In this case, the protocol had funds available to reimburse those affected. An industry insurance fund could also easily cover losses as a fallback. We have recommended that the industry establish an insurance fund to protect investors against losses that may exceed the capabilities of a single protocol's treasury.

Set up a multi-signature wallet with private keys held separately by delegate signatories from seven prominent platforms and services within the industry. Establish requirements for contributions by all platforms and services within the country, designed to be affordable for small platforms yet large enough to cover anticipated breach events. Any breach event can be brought forth by a member platform or a petition of 100 signatures for consideration by the delegate signatories. A vote of 4 or more delegate signatures is required to release any funds, which could partially or fully restore lost funds based on their assessment.

If losses had been more severe, then the blockchain could still be reverted to a pre-exploit state, and compensation would have to be determined for those who traded the token during the exploit. An industry insurance fund provides a strong incentive for establishing solid protocol validators and assistance with a rollback in the event of a breach.

In general, blockchain-level exploits can be resolved by reverting the blockchain to a prior state, which restores all funds to their prior ownership and limits potential losses to those who are transacting between the time of the exploit and the time of the revert. Effort should be undertaken by node operators to switch to a branch that eliminates the exploit as soon as possible to minimize losses. Any remaining losses would be resolved through the industry insurance fund.

For the full list of regulatory policies that can prevent loss, check our Prevention Policies for Regulators guide.

References

  1. Polygon upgrade quietly fixes bug that put $24B of MATIC at risk (Dec 30, 2022)
  2. 2.0 2.1 Polygon - "All you need to know about the recent Polygon network update.
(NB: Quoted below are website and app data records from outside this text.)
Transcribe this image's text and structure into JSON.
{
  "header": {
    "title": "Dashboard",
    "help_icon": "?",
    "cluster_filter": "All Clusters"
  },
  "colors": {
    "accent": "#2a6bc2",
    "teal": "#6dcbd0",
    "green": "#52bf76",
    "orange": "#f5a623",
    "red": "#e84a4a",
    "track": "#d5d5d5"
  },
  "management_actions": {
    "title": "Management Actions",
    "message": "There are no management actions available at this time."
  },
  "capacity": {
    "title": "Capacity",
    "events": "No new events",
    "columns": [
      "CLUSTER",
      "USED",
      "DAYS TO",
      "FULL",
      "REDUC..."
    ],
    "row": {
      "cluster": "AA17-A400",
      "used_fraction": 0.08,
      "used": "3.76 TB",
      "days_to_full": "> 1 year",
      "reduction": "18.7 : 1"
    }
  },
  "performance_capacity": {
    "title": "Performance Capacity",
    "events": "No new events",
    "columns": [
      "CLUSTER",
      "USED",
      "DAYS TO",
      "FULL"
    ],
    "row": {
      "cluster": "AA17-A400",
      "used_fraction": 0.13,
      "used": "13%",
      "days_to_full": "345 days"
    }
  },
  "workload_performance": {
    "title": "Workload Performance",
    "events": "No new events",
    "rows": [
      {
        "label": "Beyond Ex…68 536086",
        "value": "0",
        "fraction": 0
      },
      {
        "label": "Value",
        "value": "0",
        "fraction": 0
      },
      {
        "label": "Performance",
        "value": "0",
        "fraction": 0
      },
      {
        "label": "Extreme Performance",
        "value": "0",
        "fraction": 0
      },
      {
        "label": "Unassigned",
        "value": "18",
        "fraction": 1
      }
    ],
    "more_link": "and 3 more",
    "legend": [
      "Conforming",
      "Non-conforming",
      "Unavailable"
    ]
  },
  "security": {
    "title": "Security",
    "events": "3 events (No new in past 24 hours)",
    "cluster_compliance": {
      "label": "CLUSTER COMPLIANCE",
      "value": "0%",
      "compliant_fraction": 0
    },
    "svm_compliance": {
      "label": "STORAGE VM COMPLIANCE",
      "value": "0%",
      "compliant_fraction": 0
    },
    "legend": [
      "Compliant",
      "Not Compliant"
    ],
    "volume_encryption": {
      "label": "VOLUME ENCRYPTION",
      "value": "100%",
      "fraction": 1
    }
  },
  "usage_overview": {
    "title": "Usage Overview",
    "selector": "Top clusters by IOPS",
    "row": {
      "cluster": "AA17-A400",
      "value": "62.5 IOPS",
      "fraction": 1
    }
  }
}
A security partner discovered a vulnerability, Fix was immediately introduced, Validators upgraded the network, No material harm to the protocol/end-users, White hats were paid a bounty" - Twitter (Jan 2, 2022)
  3. All You Need to Know About the Recent Network Upgrade — Polygon | Blog (Jan 2, 2022)
  4. Polygon Lack Of Balance Check Bugfix Postmortem 2 2m Bounty (Jan 2, 2022)
  5. Polygon Quietly Patched Vulnerability That Put $24 Billion in MATIC at Risk - Decrypt (Jan 2, 2022)
  6. Polygon Discloses Patched Exploit That Put 9B MATIC at Risk (Jan 2, 2022)
  7. 'Critical' Polygon bug put $24 billion in tokens at risk until recent hard fork (Jan 2, 2022)
  8. @MihailoBjelic Twitter (Jan 2, 2022)
  9. Polygon | Ethereum's Internet of Blockchains (Jan 29, 2022)
  10. About - Polygon | Ethereum's Internet of Blockchains (Jan 29, 2022)
  11. @TalBeerySec Twitter (Jul 22, 2022)
  12. @immunefi Twitter (Jul 22, 2022)
  13. 13.0 13.1 https://coinmarketcap.com/currencies/polygon/historical-data/ (Jul 22, 2022)
  14. @Cranehehe1 Twitter (Jul 23, 2022)
  15. A Hacker Stole $1.6M After Exploiting a Polygon Bug - Crypto Briefing (Aug 24, 2022)
  16. Polygon Admits The Network Was Hacked, Hacker Swiped 801,601 MATIC Tokens - The Crypto Basic : CryptoCurrency (Oct 12, 2022)
  17. 17.0 17.1 17.2 17.3 17.4 17.5 Polygon Justifies Its Quiet Hard-Fork Citing 'Critical Vulnerability' - CryptoNews (Dec 1, 2022)
  18. 18.0 18.1 18.2 18.3 18.4 18.5 18.6 Polygon Admits The Network Was Hacked, Hacker Swiped 801,601 MATIC Tokens - The Crypto Basic (Dec 31, 2022)
  19. 19.0 19.1 Mikka Ohtamaa - "How to announce a hard fork with style" - Twitter (Sep 28, 2023)
  20. 20.0 20.1 Dutch Lichtenstein - "How about the 800,000 $MATIC stolen? Isn’t that material harm?" - Twitter (Sep 13, 2023)
  21. 21.0 21.1 Mikko Ohtamaa - "Next time it happens can you at least announce a critical update to all Polygon node operators. Now this looks super unprofessional and confusing for the community. It was not mentioned or pinned down in any major channels or publications." - Twitter (Sep 28, 2023)